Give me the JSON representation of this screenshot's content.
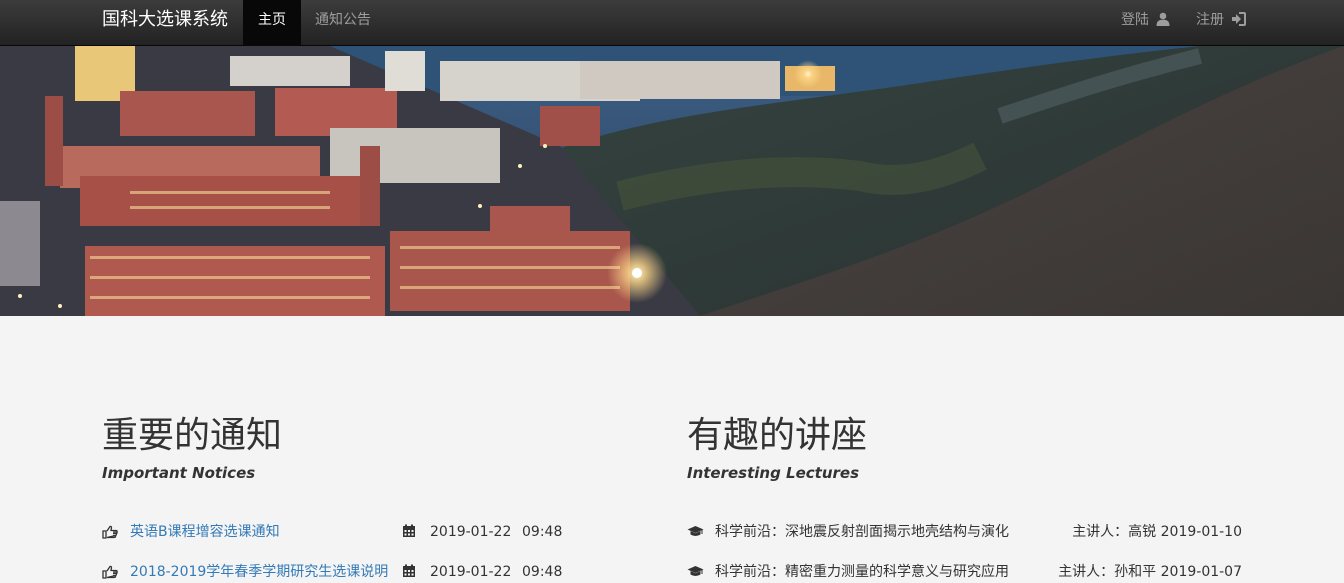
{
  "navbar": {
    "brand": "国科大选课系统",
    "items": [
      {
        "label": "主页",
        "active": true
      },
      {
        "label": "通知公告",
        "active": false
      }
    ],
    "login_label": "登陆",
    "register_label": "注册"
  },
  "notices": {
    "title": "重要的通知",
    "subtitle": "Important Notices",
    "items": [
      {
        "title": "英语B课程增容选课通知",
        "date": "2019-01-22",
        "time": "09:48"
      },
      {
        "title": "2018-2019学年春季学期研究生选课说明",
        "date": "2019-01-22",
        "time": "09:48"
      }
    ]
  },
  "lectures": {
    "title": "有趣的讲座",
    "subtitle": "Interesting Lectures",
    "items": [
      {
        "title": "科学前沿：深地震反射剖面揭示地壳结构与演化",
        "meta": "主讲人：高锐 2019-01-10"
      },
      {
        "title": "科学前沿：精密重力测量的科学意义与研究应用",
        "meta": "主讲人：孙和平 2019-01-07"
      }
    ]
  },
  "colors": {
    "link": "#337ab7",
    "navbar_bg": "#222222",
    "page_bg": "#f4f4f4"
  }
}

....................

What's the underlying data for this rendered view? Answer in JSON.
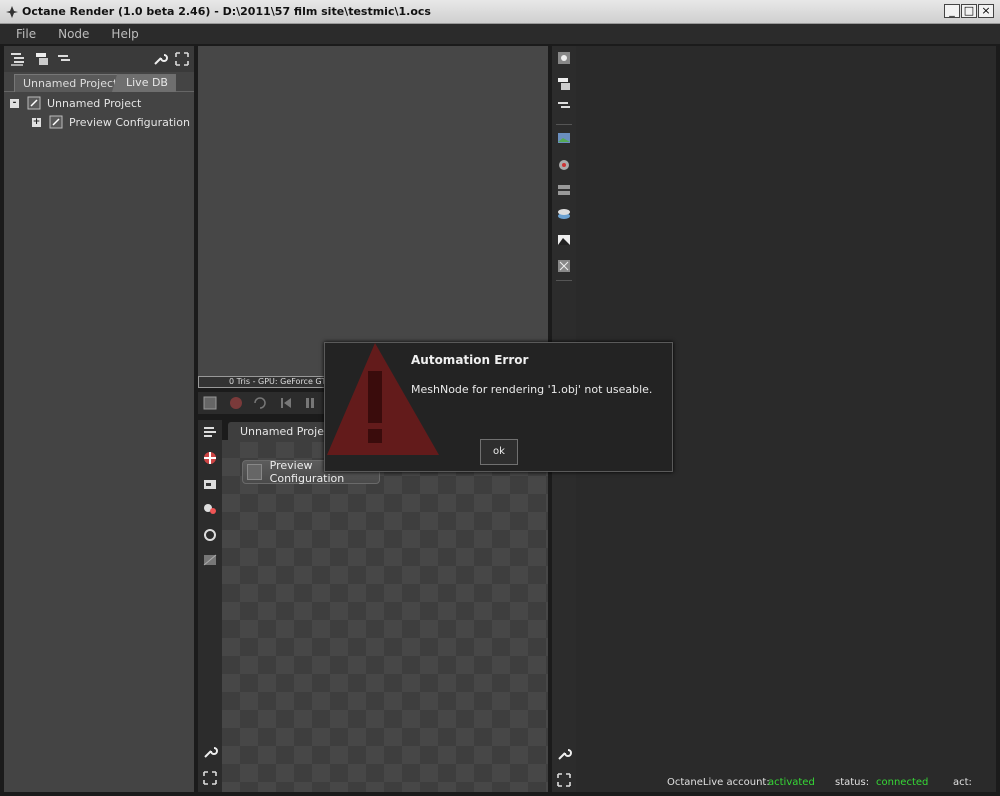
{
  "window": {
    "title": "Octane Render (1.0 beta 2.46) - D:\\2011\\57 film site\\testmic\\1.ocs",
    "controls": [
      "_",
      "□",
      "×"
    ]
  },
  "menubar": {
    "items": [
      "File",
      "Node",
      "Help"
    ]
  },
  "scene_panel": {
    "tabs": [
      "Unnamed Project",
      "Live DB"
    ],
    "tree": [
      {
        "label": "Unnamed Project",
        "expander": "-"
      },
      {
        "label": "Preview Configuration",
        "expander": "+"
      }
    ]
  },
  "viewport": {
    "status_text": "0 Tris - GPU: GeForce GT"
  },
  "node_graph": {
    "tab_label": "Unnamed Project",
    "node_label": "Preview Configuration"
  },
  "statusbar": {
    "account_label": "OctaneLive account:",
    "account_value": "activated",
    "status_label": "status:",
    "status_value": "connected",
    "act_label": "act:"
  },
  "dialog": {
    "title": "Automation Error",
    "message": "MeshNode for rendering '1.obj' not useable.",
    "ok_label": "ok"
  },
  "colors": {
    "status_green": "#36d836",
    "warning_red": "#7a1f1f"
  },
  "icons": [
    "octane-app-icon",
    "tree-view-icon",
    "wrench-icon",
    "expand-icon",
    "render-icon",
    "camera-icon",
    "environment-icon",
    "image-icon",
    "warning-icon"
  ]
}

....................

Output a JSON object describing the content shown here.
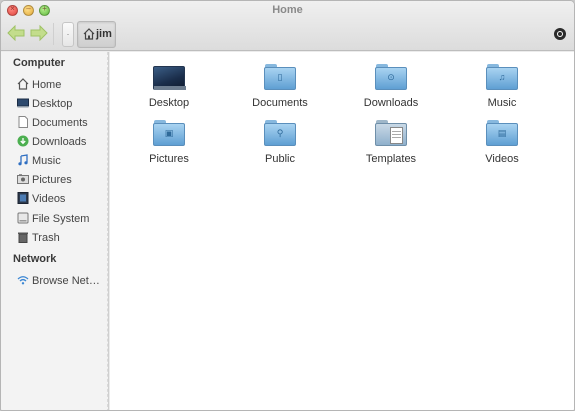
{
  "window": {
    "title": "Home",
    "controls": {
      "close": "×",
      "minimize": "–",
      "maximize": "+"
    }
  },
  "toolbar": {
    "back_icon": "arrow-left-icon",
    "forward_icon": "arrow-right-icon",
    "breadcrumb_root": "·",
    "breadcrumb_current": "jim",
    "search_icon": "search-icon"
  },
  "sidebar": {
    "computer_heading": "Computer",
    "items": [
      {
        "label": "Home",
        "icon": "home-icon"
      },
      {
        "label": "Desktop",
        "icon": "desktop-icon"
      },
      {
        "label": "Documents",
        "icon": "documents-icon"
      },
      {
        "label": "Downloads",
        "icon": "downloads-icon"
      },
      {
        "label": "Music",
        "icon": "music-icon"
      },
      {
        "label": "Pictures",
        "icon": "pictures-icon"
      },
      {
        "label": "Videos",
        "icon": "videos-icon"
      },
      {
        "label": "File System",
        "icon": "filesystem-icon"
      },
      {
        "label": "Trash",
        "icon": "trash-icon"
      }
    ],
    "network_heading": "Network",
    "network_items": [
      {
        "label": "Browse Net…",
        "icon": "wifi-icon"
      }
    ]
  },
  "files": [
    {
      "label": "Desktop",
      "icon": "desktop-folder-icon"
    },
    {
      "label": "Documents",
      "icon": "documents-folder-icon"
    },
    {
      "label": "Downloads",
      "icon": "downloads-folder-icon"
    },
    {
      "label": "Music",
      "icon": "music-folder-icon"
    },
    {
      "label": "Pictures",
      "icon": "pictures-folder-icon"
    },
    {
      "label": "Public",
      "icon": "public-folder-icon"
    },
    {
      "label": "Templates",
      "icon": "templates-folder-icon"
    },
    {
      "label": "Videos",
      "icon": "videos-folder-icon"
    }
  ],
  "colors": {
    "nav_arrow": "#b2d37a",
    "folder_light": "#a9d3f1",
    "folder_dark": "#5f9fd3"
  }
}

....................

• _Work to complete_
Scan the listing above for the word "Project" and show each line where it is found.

• _Output for this task_
      "Unnamed Project",
        "label": "Unnamed Project",
    "tab_label": "Unnamed Project",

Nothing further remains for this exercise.